To do -> Look over the listing below and work out how many lines have the word "year". Write only that number.

Input records ->
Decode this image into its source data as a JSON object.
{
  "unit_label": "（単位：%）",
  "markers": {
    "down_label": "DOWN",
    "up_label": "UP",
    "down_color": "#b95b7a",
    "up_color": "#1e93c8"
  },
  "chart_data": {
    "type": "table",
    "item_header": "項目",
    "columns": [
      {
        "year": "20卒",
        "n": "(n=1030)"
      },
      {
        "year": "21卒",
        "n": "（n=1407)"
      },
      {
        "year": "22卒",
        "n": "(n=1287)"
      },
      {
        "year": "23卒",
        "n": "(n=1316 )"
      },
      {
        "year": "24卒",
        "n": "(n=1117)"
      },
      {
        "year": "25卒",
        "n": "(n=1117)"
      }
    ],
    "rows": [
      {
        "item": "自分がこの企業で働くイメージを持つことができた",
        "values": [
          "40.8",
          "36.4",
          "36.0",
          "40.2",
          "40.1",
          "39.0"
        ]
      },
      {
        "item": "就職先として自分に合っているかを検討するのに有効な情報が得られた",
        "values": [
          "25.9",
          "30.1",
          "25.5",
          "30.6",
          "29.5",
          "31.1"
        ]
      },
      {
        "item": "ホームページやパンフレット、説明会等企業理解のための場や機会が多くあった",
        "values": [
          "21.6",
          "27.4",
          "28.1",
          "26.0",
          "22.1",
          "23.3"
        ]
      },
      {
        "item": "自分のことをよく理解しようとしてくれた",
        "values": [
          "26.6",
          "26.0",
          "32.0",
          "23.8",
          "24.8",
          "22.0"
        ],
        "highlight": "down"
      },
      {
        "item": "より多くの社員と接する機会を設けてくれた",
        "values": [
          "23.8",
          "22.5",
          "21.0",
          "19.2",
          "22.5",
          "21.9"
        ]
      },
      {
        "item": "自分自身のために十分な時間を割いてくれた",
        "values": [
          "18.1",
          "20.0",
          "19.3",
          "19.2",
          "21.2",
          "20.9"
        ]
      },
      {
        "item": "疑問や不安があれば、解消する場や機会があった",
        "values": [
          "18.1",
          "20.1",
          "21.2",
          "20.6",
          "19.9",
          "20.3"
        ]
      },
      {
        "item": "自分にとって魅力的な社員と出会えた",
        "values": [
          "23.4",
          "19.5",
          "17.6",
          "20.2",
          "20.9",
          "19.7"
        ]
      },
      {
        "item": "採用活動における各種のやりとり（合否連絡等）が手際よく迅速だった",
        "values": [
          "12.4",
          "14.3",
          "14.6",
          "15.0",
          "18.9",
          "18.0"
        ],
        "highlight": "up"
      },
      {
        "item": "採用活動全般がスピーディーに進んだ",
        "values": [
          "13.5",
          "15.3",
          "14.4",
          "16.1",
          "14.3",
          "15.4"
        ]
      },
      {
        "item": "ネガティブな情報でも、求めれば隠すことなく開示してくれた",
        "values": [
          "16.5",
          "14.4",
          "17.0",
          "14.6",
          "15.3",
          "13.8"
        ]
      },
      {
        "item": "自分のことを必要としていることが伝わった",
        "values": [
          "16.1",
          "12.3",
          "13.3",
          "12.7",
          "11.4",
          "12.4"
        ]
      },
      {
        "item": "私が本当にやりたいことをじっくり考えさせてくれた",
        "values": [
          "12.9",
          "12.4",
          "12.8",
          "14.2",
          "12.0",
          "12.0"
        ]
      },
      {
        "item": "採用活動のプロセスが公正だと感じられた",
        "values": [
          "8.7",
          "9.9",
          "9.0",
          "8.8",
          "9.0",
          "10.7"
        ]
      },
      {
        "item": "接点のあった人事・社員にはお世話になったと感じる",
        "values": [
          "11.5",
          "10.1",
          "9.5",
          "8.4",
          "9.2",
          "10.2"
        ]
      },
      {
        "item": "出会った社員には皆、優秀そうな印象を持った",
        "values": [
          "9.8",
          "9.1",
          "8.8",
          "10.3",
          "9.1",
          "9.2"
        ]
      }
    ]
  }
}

Worked solution -> 6